NEW ORLEANS – Manifesting joy and living a life of holiness are fundamental ways to attract young African-American men to consider a vocation to the priesthood, Redemptorist Father Maurice Nutt of Memphis, Tenn., told the joint convention of the National Black Catholic Clergy Caucus and the National Black Sisters’ Conference July 25.
The conference, attended by more than 200 black priests, deacons, sisters and seminarians, focused on vocations and enriching the spiritual, theological, educational and ministerial lives of the participants.
The attendees also participated in two service projects – cleaning out the house of the 90-year-old mother of a deacon and working at the Sisters of the Holy Family motherhouse.
“There are a number of young people who are interested in answering God’s call to serve the church, and we as clergy have to be more deliberate in our invitation to have men consider the priesthood,” said Father Nutt, pastor of Holy Names of Jesus and Mary in Memphis. “The best promotion is by our example and our encouragement of young men and women.”
In 2005, Father Nutt said, the Redemptorists were looking to staff two parishes in the South. They selected Holy Names of Jesus and Mary in Memphis and Our Mother of Sorrows in Biloxi, Miss.
“In both of these parishes there was a need for evangelization and preaching,” Father Nutt said. “Both were predominantly African-American parishes.
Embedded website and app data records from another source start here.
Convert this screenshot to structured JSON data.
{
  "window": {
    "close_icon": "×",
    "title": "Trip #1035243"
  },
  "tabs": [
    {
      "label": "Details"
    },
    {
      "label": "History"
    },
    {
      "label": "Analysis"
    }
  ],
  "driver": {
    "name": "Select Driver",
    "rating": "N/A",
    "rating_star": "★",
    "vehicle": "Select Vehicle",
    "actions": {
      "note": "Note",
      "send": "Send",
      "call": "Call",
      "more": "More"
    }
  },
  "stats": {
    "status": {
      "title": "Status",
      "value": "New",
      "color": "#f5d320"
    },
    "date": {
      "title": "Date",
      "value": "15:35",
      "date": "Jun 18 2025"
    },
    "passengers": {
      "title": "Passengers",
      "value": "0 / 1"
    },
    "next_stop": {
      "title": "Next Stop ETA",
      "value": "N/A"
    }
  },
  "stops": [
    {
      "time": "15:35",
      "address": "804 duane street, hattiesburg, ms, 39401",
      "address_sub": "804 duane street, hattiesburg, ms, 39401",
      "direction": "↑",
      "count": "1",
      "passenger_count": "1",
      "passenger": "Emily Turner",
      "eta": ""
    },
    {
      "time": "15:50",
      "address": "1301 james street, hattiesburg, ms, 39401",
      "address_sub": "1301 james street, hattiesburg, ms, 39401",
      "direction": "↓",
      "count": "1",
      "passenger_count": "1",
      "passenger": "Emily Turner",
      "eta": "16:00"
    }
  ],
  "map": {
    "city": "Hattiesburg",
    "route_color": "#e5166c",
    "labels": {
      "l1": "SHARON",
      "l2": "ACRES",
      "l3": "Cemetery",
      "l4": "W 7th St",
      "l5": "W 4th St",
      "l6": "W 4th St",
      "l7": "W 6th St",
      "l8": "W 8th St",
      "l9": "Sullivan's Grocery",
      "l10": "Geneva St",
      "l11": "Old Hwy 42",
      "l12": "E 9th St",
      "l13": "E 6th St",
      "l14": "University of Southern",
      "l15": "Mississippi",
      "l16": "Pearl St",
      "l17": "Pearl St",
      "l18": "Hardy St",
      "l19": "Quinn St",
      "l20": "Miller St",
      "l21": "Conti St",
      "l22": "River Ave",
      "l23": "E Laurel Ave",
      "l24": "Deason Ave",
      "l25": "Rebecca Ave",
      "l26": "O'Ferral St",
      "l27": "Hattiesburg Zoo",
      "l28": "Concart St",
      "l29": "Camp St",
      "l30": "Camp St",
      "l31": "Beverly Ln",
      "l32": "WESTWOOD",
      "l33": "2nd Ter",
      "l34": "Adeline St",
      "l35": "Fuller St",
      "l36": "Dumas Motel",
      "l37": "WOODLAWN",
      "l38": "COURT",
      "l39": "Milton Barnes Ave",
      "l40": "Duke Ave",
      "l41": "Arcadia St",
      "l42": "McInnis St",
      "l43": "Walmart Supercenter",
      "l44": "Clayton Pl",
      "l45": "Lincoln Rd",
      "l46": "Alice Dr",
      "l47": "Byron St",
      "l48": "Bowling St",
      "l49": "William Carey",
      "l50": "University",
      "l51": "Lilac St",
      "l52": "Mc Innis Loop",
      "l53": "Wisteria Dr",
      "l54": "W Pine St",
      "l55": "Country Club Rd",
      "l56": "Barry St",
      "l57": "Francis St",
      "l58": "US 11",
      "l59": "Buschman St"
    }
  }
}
Holy Names had not had a resident pastor for over 10 years and the parish had dwindled to 30 families.
“Two years later, we have slightly over 100 families, and that’s due to evangelization and explicit proclamation of the Gospel and building a sense of community within the church,” he said.
Father Nutt, 44, said he visits frequently with students in the parish school and youth group “to encourage them and to let them know that the priesthood and religious life are joyful.”
“There’s a joy for African-American youths to see someone who looks like them fulfilling a life’s dream as a priest,” he said.
It was the encouragement and support he received from older African-American priests and sisters that fueled him spiritually, Father Nutt said.
“We might have moments of discouragement and low morale about vocations, but we need to remember those who have gone before us and persevered and helped sustain us in our vocations,” he said.
Of the 42,000 priests in the U.S., about 250 are African-American. There are 26 African-American seminarians in the U.S., Father Nutt said.
There are 300 African-American religious sisters out of more than 67,000 U.S. sisters. African-American deacons number 380 out of more than 16,000 deacons. Of the nation’s 68 million Catholics, 2.3 million are African-American.
In a question-and-answer period, one priest mentioned that vocations exist in the African-American community, but some seminarians never make it to ordination because they have to overcome racial obstacles within the seminary community.
“Sometimes I would walk into a room and the room got quiet,” the priest said. “Or when the TV news reports a murder by a black man, you have to endure the comments that might be made.”
“My story would not be as horrific or devastating as other men who have shared those horror stories of racism in the seminary,” Father Nutt said. “I think there was an understanding that the Redemptorists wanted to do all they could to maintain African-American vocations, and I was grateful for the support I received.”
Father Tony Ricard, parochial administrator of Our of Lady Star of the Sea in New Orleans, told the group he and other black priests are planning a nationwide youth conference, perhaps in 2010.
“We specifically want 12 black priests to put this on,” he said. “The spiritual concept is based on the apostolic structure. It would be 12 black priests searching, like the apostles, for the 72. Our job is to find some more people to help us do the work.”